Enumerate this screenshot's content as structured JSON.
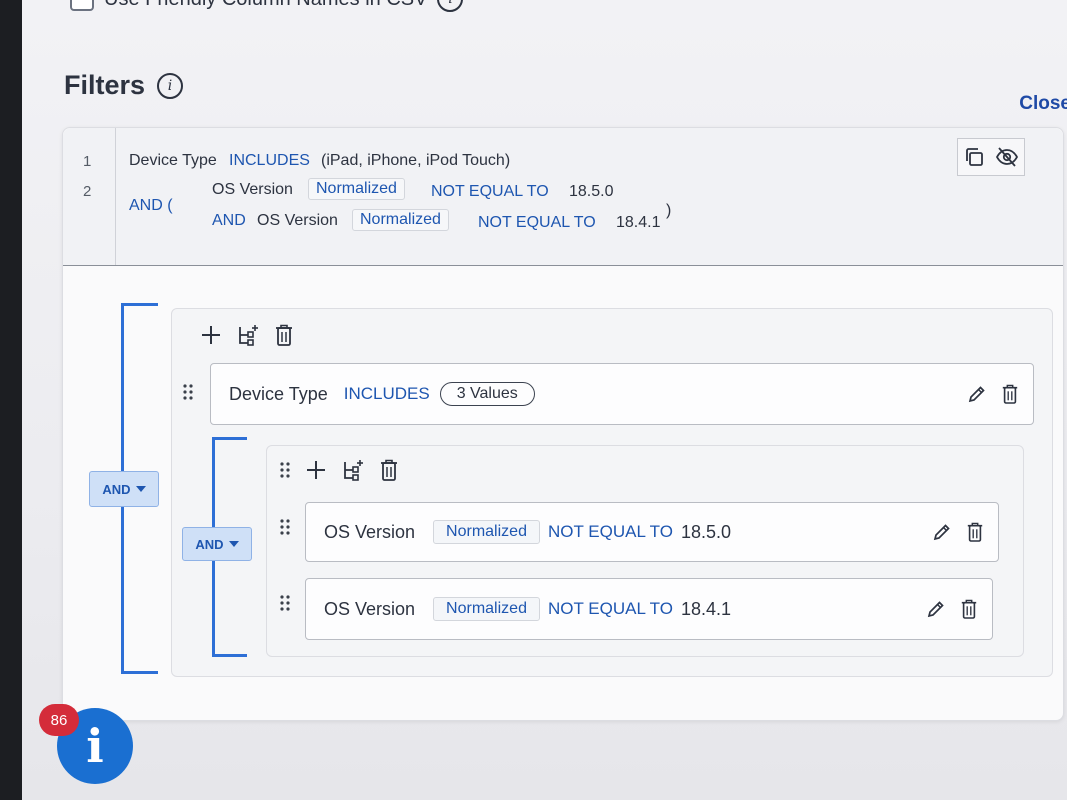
{
  "top_option": {
    "label": "Use Friendly Column Names in CSV"
  },
  "filters": {
    "title": "Filters",
    "info": "i",
    "close_label": "Close"
  },
  "summary": {
    "line_numbers": [
      "1",
      "2"
    ],
    "line1": {
      "field": "Device Type",
      "operator": "INCLUDES",
      "values": "(iPad, iPhone, iPod Touch)"
    },
    "line2": {
      "prefix": "AND (",
      "suffix": ")",
      "row1": {
        "field": "OS Version",
        "transform": "Normalized",
        "operator": "NOT EQUAL TO",
        "value": "18.5.0"
      },
      "row2": {
        "connector": "AND",
        "field": "OS Version",
        "transform": "Normalized",
        "operator": "NOT EQUAL TO",
        "value": "18.4.1"
      }
    }
  },
  "builder": {
    "outer_combinator": "AND",
    "inner_combinator": "AND",
    "rule1": {
      "field": "Device Type",
      "operator": "INCLUDES",
      "values_pill": "3 Values"
    },
    "rule2": {
      "field": "OS Version",
      "transform": "Normalized",
      "operator": "NOT EQUAL TO",
      "value": "18.5.0"
    },
    "rule3": {
      "field": "OS Version",
      "transform": "Normalized",
      "operator": "NOT EQUAL TO",
      "value": "18.4.1"
    }
  },
  "help_fab": {
    "icon": "i",
    "badge": "86"
  },
  "colors": {
    "accent": "#1e56b0",
    "bracket": "#2d6fd6",
    "badge": "#d42c3a",
    "fab": "#1a6fd1"
  }
}
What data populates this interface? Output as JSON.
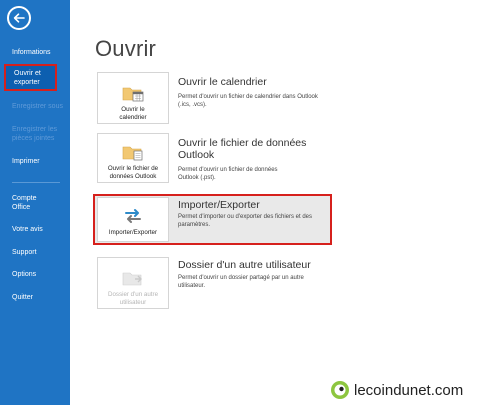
{
  "sidebar": {
    "items": [
      {
        "label": "Informations"
      },
      {
        "label": "Ouvrir et exporter"
      },
      {
        "label": "Enregistrer sous"
      },
      {
        "label": "Enregistrer les pièces jointes"
      },
      {
        "label": "Imprimer"
      },
      {
        "label": "Compte Office"
      },
      {
        "label": "Votre avis"
      },
      {
        "label": "Support"
      },
      {
        "label": "Options"
      },
      {
        "label": "Quitter"
      }
    ]
  },
  "main": {
    "title": "Ouvrir",
    "options": [
      {
        "tile_label": "Ouvrir le calendrier",
        "title": "Ouvrir le calendrier",
        "desc": "Permet d'ouvrir un fichier de calendrier dans Outlook (.ics, .vcs)."
      },
      {
        "tile_label": "Ouvrir le fichier de données Outlook",
        "title": "Ouvrir le fichier de données Outlook",
        "desc": "Permet d'ouvrir un fichier de données Outlook (.pst)."
      },
      {
        "tile_label": "Importer/Exporter",
        "title": "Importer/Exporter",
        "desc": "Permet d'importer ou d'exporter des fichiers et des paramètres."
      },
      {
        "tile_label": "Dossier d'un autre utilisateur",
        "title": "Dossier d'un autre utilisateur",
        "desc": "Permet d'ouvrir un dossier partagé par un autre utilisateur."
      }
    ]
  },
  "watermark": {
    "text": "lecoindunet.com"
  },
  "colors": {
    "sidebar": "#1f74c4",
    "highlight": "#d6201c",
    "accent_green": "#8dc63f"
  }
}
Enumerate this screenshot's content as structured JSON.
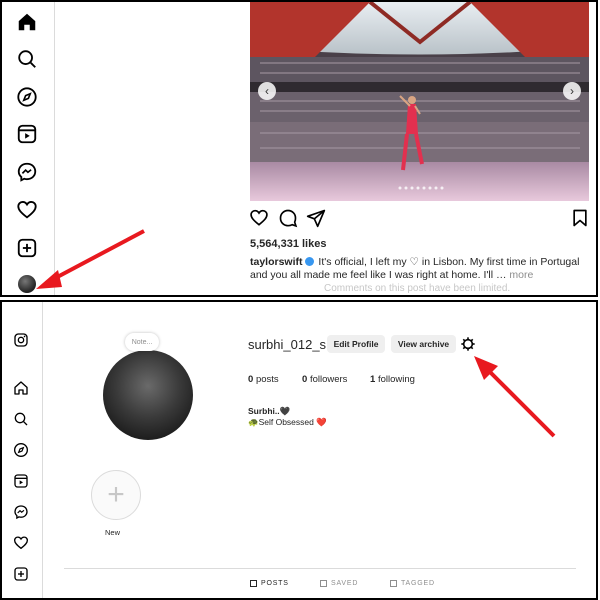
{
  "post": {
    "likes": "5,564,331 likes",
    "username": "taylorswift",
    "caption_line1": " It's official, I left my ",
    "caption_line1_end": " in Lisbon. My first time in Portugal",
    "caption_line2": "and you all made me feel like I was right at home. I'll … ",
    "more_label": "more",
    "comments_limited": "Comments on this post have been limited."
  },
  "profile": {
    "note_label": "Note...",
    "username": "surbhi_012_s",
    "edit_profile_label": "Edit Profile",
    "view_archive_label": "View archive",
    "posts_count": "0",
    "posts_label": "posts",
    "followers_count": "0",
    "followers_label": "followers",
    "following_count": "1",
    "following_label": "following",
    "bio_name": "Surbhi..🖤",
    "bio_text": "🐢Self Obsessed ❤️",
    "new_highlight_label": "New",
    "tabs": [
      {
        "label": "POSTS"
      },
      {
        "label": "SAVED"
      },
      {
        "label": "TAGGED"
      }
    ]
  },
  "icons": {
    "top_rail": [
      "home-icon",
      "search-icon",
      "explore-icon",
      "reels-icon",
      "messenger-icon",
      "heart-icon",
      "create-icon"
    ],
    "bottom_rail": [
      "instagram-logo-icon",
      "home-icon",
      "search-icon",
      "explore-icon",
      "reels-icon",
      "messenger-icon",
      "heart-icon",
      "create-icon"
    ]
  },
  "colors": {
    "annotation_arrow": "#e8191f",
    "verified_badge": "#3897f0",
    "border": "#dbdbdb"
  }
}
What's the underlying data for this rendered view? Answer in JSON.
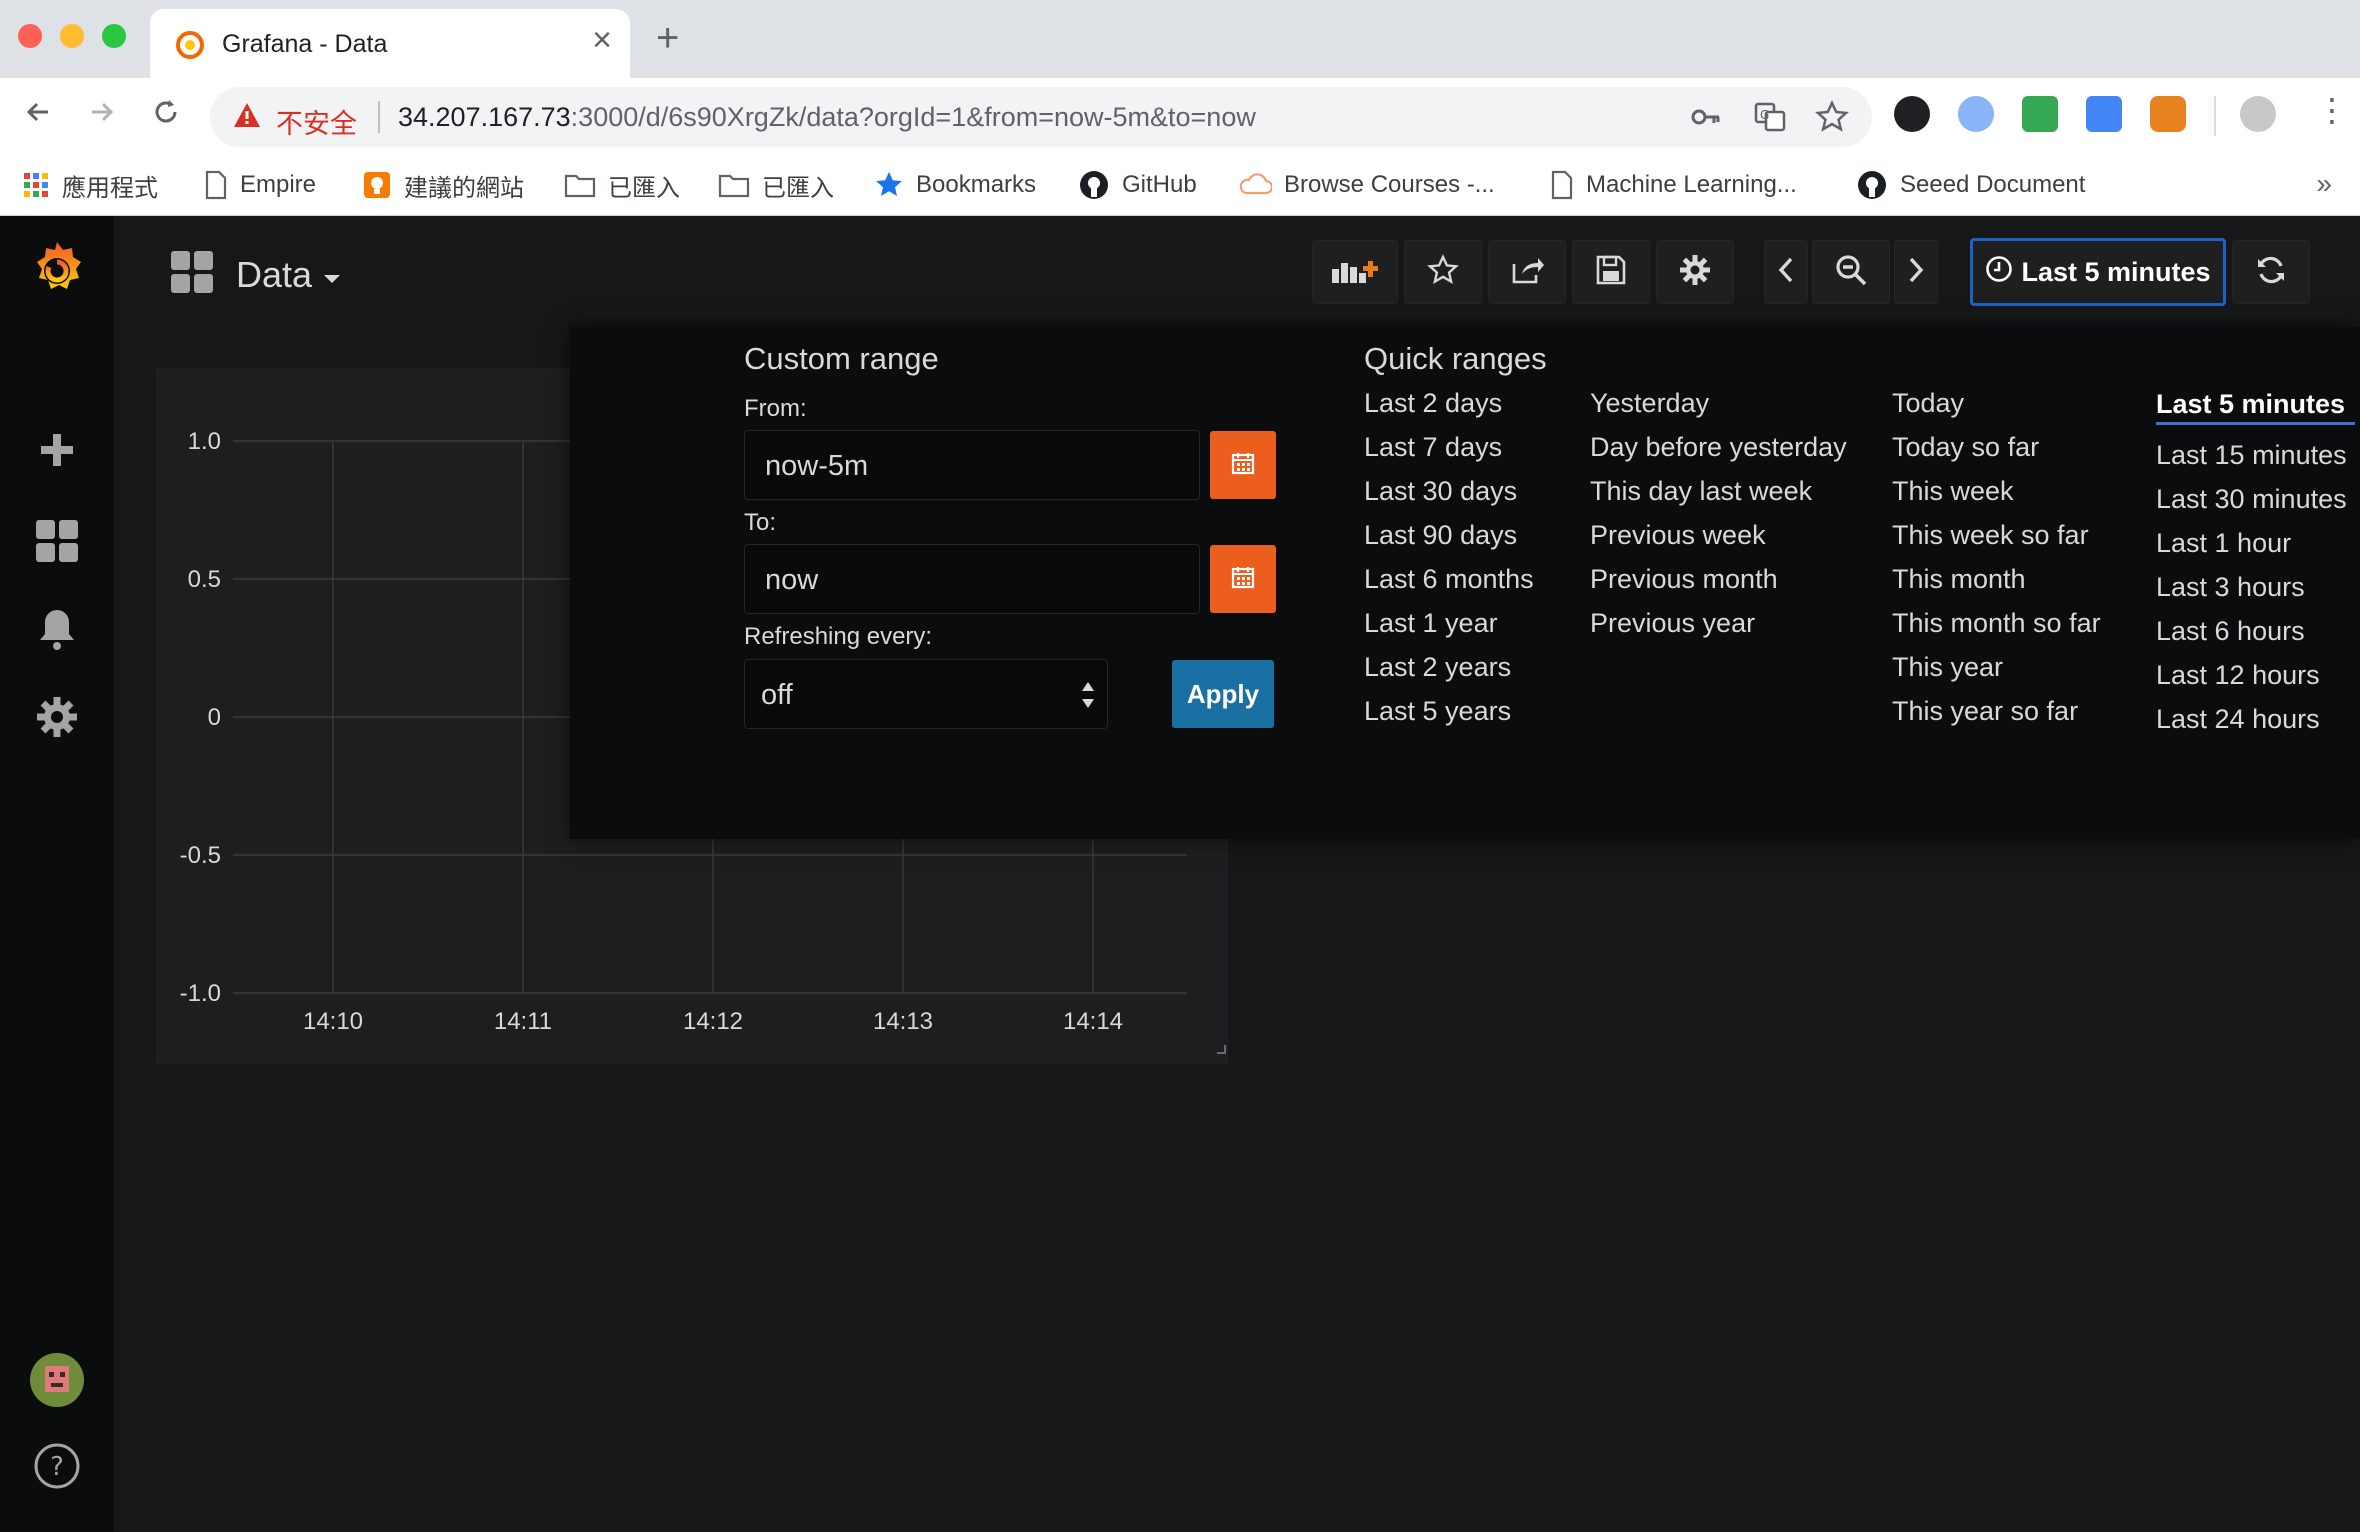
{
  "browser": {
    "tab_title": "Grafana - Data",
    "tab_close": "×",
    "new_tab": "+",
    "security_label": "不安全",
    "url_host": "34.207.167.73",
    "url_rest": ":3000/d/6s90XrgZk/data?orgId=1&from=now-5m&to=now",
    "bookmarks": [
      {
        "label": "應用程式",
        "icon": "apps-grid-icon"
      },
      {
        "label": "Empire",
        "icon": "page-icon"
      },
      {
        "label": "建議的網站",
        "icon": "lightbulb-icon"
      },
      {
        "label": "已匯入",
        "icon": "folder-icon"
      },
      {
        "label": "已匯入",
        "icon": "folder-icon"
      },
      {
        "label": "Bookmarks",
        "icon": "star-icon"
      },
      {
        "label": "GitHub",
        "icon": "github-icon"
      },
      {
        "label": "Browse Courses -...",
        "icon": "cloud-icon"
      },
      {
        "label": "Machine Learning...",
        "icon": "page-icon"
      },
      {
        "label": "Seeed Document",
        "icon": "github-icon"
      }
    ],
    "bookmarks_more": "»"
  },
  "dashboard": {
    "title": "Data",
    "time_range_button": "Last 5 minutes"
  },
  "chart_data": {
    "type": "line",
    "title": "",
    "x": [
      "14:10",
      "14:11",
      "14:12",
      "14:13",
      "14:14"
    ],
    "yticks": [
      "1.0",
      "0.5",
      "0",
      "-0.5",
      "-1.0"
    ],
    "ylim": [
      -1.0,
      1.0
    ],
    "series": [],
    "grid": true
  },
  "time_picker": {
    "custom_range_title": "Custom range",
    "from_label": "From:",
    "from_value": "now-5m",
    "to_label": "To:",
    "to_value": "now",
    "refresh_label": "Refreshing every:",
    "refresh_value": "off",
    "apply_label": "Apply",
    "quick_ranges_title": "Quick ranges",
    "quick_ranges": [
      [
        "Last 2 days",
        "Last 7 days",
        "Last 30 days",
        "Last 90 days",
        "Last 6 months",
        "Last 1 year",
        "Last 2 years",
        "Last 5 years"
      ],
      [
        "Yesterday",
        "Day before yesterday",
        "This day last week",
        "Previous week",
        "Previous month",
        "Previous year"
      ],
      [
        "Today",
        "Today so far",
        "This week",
        "This week so far",
        "This month",
        "This month so far",
        "This year",
        "This year so far"
      ],
      [
        "Last 5 minutes",
        "Last 15 minutes",
        "Last 30 minutes",
        "Last 1 hour",
        "Last 3 hours",
        "Last 6 hours",
        "Last 12 hours",
        "Last 24 hours"
      ]
    ],
    "active_range": "Last 5 minutes"
  },
  "colors": {
    "accent_orange": "#eb5e1e",
    "apply_blue": "#1a6fa3",
    "active_underline": "#3d71d9"
  }
}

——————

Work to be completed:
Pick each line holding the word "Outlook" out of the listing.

Answer to this task:
        "desc": "Permet d'ouvrir un fichier de calendrier dans Outlook (.ics, .vcs)."
        "tile_label": "Ouvrir le fichier de données Outlook",
        "title": "Ouvrir le fichier de données Outlook",
        "desc": "Permet d'ouvrir un fichier de données Outlook (.pst)."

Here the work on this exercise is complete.